A whole family is a family that loves its individual members despite their failures. Despite hiccups in relationships, despite darkness and anger and strife, they support each other.
“Love and Magic have a great deal in common. They enrich the soul, delight the heart. And they both take practice.” – Nora Roberts.
But… how do you show this?
How do writers present the power of family in novels in such a way that is real?
Honestly, I don’t know. I can’t say because there are so many right answers. Just as there are so many kinds of “whole” families, there are just as many ways to show those deeper themes.
I do, however, have a few ideas you might consider:
-Start with relationships. Every family is made up of at least one relationship. Be this a single mother-son relationship or a husband-wife relationship, there has to be at least one. If there isn’t some form of relationship, there is no family.
The base of a family is those relationships. It’s your job, writer, to explore those relationships and strive to create them and present them as realistic as possible. Yes, some relationships can be strained. But don’t flood your novel with breaking families. That’s a depressing read.
-Never force the relationship. Sometimes it feels like characters take on a will of their own.
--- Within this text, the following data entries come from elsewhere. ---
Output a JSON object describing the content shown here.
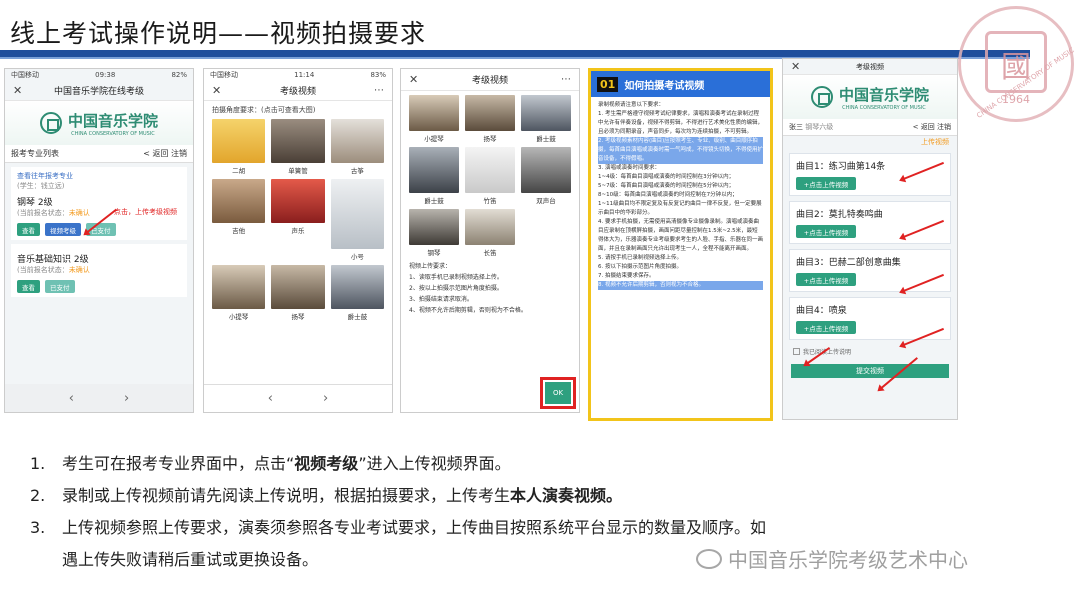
{
  "header": {
    "title": "线上考试操作说明——视频拍摄要求",
    "seal_year": "1964",
    "seal_glyph": "國",
    "seal_text": "CHINA CONSERVATORY OF MUSIC"
  },
  "phone1": {
    "status_left": "中国移动",
    "status_time": "09:38",
    "status_right": "82%",
    "nav_title": "中国音乐学院在线考级",
    "logo_cn": "中国音乐学院",
    "logo_en": "CHINA CONSERVATORY OF MUSIC",
    "list_title": "报考专业列表",
    "back": "< 返回",
    "logout": "注销",
    "view_history": "查看往年报考专业",
    "student_label": "(学生：钱立远)",
    "items": [
      {
        "name": "钢琴 2级",
        "status_label": "(当前报名状态：",
        "status_value": "未确认",
        "b1": "查看",
        "b2": "视频考级",
        "b3": "已支付"
      },
      {
        "name": "音乐基础知识 2级",
        "status_label": "(当前报名状态：",
        "status_value": "未确认",
        "b1": "查看",
        "b3": "已支付"
      }
    ],
    "red_note": "点击，上传考级视频"
  },
  "phone2": {
    "status_left": "中国移动",
    "status_time": "11:14",
    "status_right": "83%",
    "nav_title": "考级视频",
    "req": "拍摄角度要求：(点击可查看大图)",
    "thumbs": [
      "二胡",
      "单簧管",
      "古筝",
      "吉他",
      "声乐",
      "小号",
      "小提琴",
      "扬琴",
      "爵士鼓"
    ]
  },
  "phone3": {
    "nav_title": "考级视频",
    "thumbs": [
      "小提琴",
      "扬琴",
      "爵士鼓",
      "爵士鼓",
      "竹笛",
      "双声台",
      "钢琴",
      "长笛"
    ],
    "req_title": "视频上传要求：",
    "req_items": [
      "1、读取手机已录制视频选择上传。",
      "2、按以上拍摄示范图片角度拍摄。",
      "3、拍摄结束请求取消。",
      "4、视频不允许后期剪辑，否则视为不合格。"
    ],
    "ok": "OK"
  },
  "guide": {
    "num": "01",
    "title": "如何拍摄考试视频",
    "intro": "录制视频请注意以下要求：",
    "p1": "1. 考生需严格遵守视频考试纪律要求，演唱和演奏考试在录制过程中允许有伴奏设备，视频不得剪辑，不得进行艺术美化性质的编辑，且必须为同期录音，声音同步，每次均为连续拍摄，不可剪辑。",
    "p2": "2. 考级视频素材内容(曲目)应按照考生、专业、级别、曲目顺序拍摄，每首曲目演唱或演奏时需一气呵成，不得镜头切换，不得使用扩音设备，不得假唱。",
    "p3": "3. 演唱或演奏时间要求：",
    "p3a": "1~4级：每首曲目演唱或演奏的时间控制在3分钟以内；",
    "p3b": "5~7级：每首曲目演唱或演奏的时间控制在5分钟以内；",
    "p3c": "8~10级：每首曲目演唱或演奏的时间控制在7分钟以内；",
    "p3d": "1~11级曲目均不限定复及有反复记的曲目一律不反复，但一定要展示曲目中的华彩部分。",
    "p4": "4. 要求手机拍摄，无需使用高清摄像专业摄像录制。演唱或演奏曲目应录制在顶横屏拍摄，画面问距尽量控制在1.5米~2.5米，最短得体大为，乐器演奏专业考级要求考生的人脸、手指、乐器在同一画面，并且在录制画面只允许出现考生一人，全程不能离开画面。",
    "p5": "5. 请按手机已录制视频选择上传。",
    "p6": "6. 按以下拍摄示范图片角度拍摄。",
    "p7": "7. 拍摄结束要求保存。",
    "p8": "8. 视频不允许后期剪辑，否则视为不合格。"
  },
  "phone5": {
    "nav_title": "考级视频",
    "logo_cn": "中国音乐学院",
    "logo_en": "CHINA CONSERVATORY OF MUSIC",
    "name": "张三",
    "level": "钢琴六级",
    "back": "< 返回",
    "logout": "注销",
    "status": "上传视频",
    "songs": [
      {
        "label": "曲目1：练习曲第14条",
        "btn": "+点击上传视频"
      },
      {
        "label": "曲目2：莫扎特奏鸣曲",
        "btn": "+点击上传视频"
      },
      {
        "label": "曲目3：巴赫二部创意曲集",
        "btn": "+点击上传视频"
      },
      {
        "label": "曲目4：喷泉",
        "btn": "+点击上传视频"
      }
    ],
    "agree": "我已阅读上传说明",
    "submit": "提交视频"
  },
  "steps": [
    {
      "n": "1.",
      "pre": "考生可在报考专业界面中，点击“",
      "bold": "视频考级",
      "post": "”进入上传视频界面。"
    },
    {
      "n": "2.",
      "pre": "录制或上传视频前请先阅读上传说明，根据拍摄要求，上传考生",
      "bold": "本人演奏视频。",
      "post": ""
    },
    {
      "n": "3.",
      "pre": "上传视频参照上传要求，演奏须参照各专业考试要求，上传曲目按照系统平台显示的数量及顺序。如",
      "bold": "",
      "post": ""
    }
  ],
  "step3_cont": "遇上传失败请稍后重试或更换设备。",
  "watermark": "中国音乐学院考级艺术中心",
  "colors": {
    "accent_green": "#2ea07f",
    "title_bar": "#1f4e9c",
    "alert_red": "#e02222",
    "guide_blue": "#2a6fd8"
  }
}
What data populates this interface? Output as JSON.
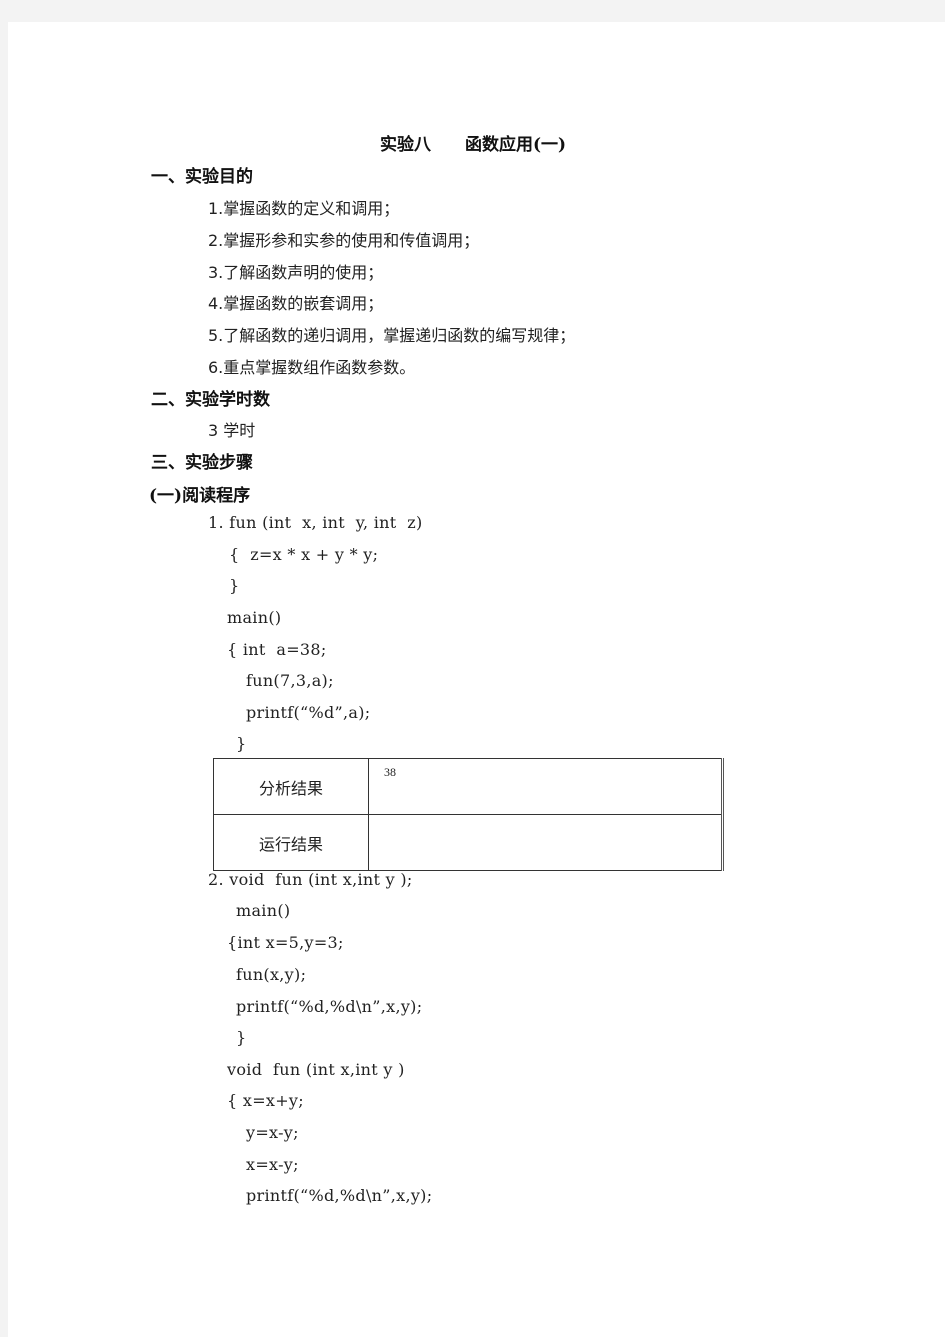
{
  "document": {
    "title": "实验八　　函数应用(一)",
    "sections": {
      "purpose": {
        "heading": "一、实验目的",
        "items": [
          "1.掌握函数的定义和调用；",
          "2.掌握形参和实参的使用和传值调用；",
          "3.了解函数声明的使用；",
          "4.掌握函数的嵌套调用；",
          "5.了解函数的递归调用，掌握递归函数的编写规律；",
          "6.重点掌握数组作函数参数。"
        ]
      },
      "hours": {
        "heading": "二、实验学时数",
        "value": "3 学时"
      },
      "steps": {
        "heading": "三、实验步骤",
        "subheading": "(一)阅读程序"
      }
    },
    "program1": {
      "lines": [
        "1. fun (int  x, int  y, int  z)",
        "{  z=x * x + y * y;",
        "}",
        "main()",
        "{ int  a=38;",
        "fun(7,3,a);",
        "printf(“%d”,a);",
        "}"
      ]
    },
    "result_table": {
      "rows": [
        {
          "label": "分析结果",
          "value": "38"
        },
        {
          "label": "运行结果",
          "value": ""
        }
      ]
    },
    "program2": {
      "lines": [
        "2. void  fun (int x,int y );",
        "main()",
        "{int x=5,y=3;",
        "fun(x,y);",
        "printf(“%d,%d\\n”,x,y);",
        "}",
        "void  fun (int x,int y )",
        "{ x=x+y;",
        "y=x-y;",
        "x=x-y;",
        "printf(“%d,%d\\n”,x,y);"
      ]
    }
  }
}
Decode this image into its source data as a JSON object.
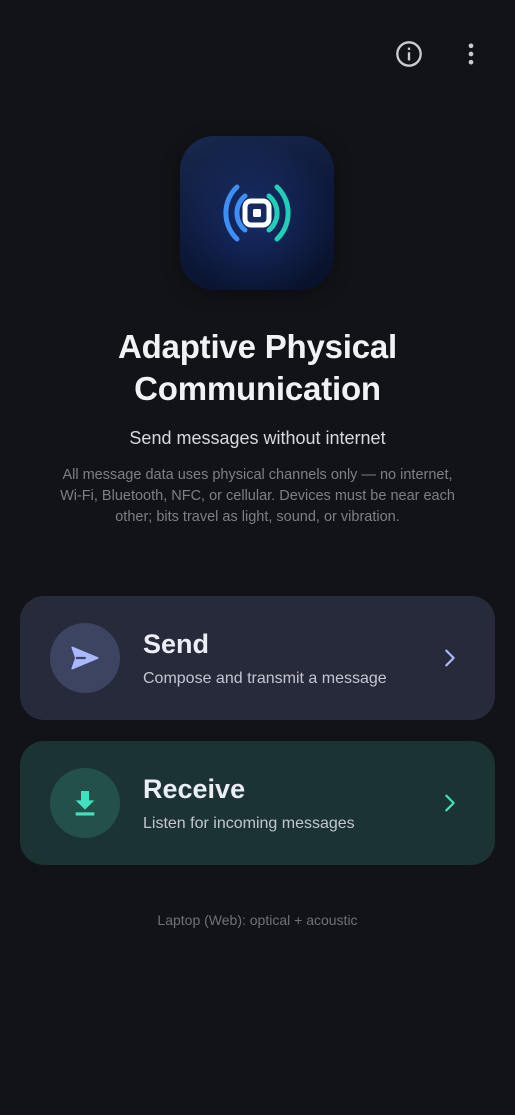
{
  "topbar": {
    "info_icon": "info-icon",
    "menu_icon": "more-vert-icon"
  },
  "app_icon": {
    "icon": "broadcast-signal-icon",
    "colors": {
      "left_wave": "#3d8ef7",
      "right_wave": "#1fcfb8",
      "center": "#ffffff"
    }
  },
  "header": {
    "title": "Adaptive Physical Communication",
    "subtitle": "Send messages without internet",
    "description": "All message data uses physical channels only — no internet, Wi-Fi, Bluetooth, NFC, or cellular. Devices must be near each other; bits travel as light, sound, or vibration."
  },
  "actions": {
    "send": {
      "title": "Send",
      "subtitle": "Compose and transmit a message",
      "icon": "send-icon",
      "accent": "#a9b8ff"
    },
    "receive": {
      "title": "Receive",
      "subtitle": "Listen for incoming messages",
      "icon": "download-icon",
      "accent": "#43e0c0"
    }
  },
  "footer": {
    "status": "Laptop (Web): optical + acoustic"
  }
}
They act in ways we realize we barely told them to. That is the sign of a character coming to life. No, they aren’t real. No, they’re not a voice in your head. You have just learned to create a mindset that matches their personality. That’s fantastic.
But what if your character doesn’t get along with her father and you wanted her to?
Quite simply, you have two choices. Force the change, or let their relationship be strained.
Personally, I vote for the latter. If you force the change in their personalities and situation it can come out with that same forced and strained sort of “my author made me do it”. Your non-writer readers may not notice distinctly “oh, the author is forcing this relationship”, but they will notice the strain through things like stilted dialogue and contradictory moments of angst in the supposedly happy relationship.
-Consider your options. Don’t just assign your family characters roles and relationships without thinking. If you let the lazy side of your brain (we all have one) take over, it’s not going to come out pretty. Or believable.
Make each choice with careful consideration.
Because each family member has to make sense.
Each family member has to be real.
Consider that above all the rest.
Even if the relationship is strained, keep it real.
Reality is what we may try to escape by reading, but reading reality is what brings us back with a renewed hope for our own.
What do you think? What sort of family interaction takes place in your novel?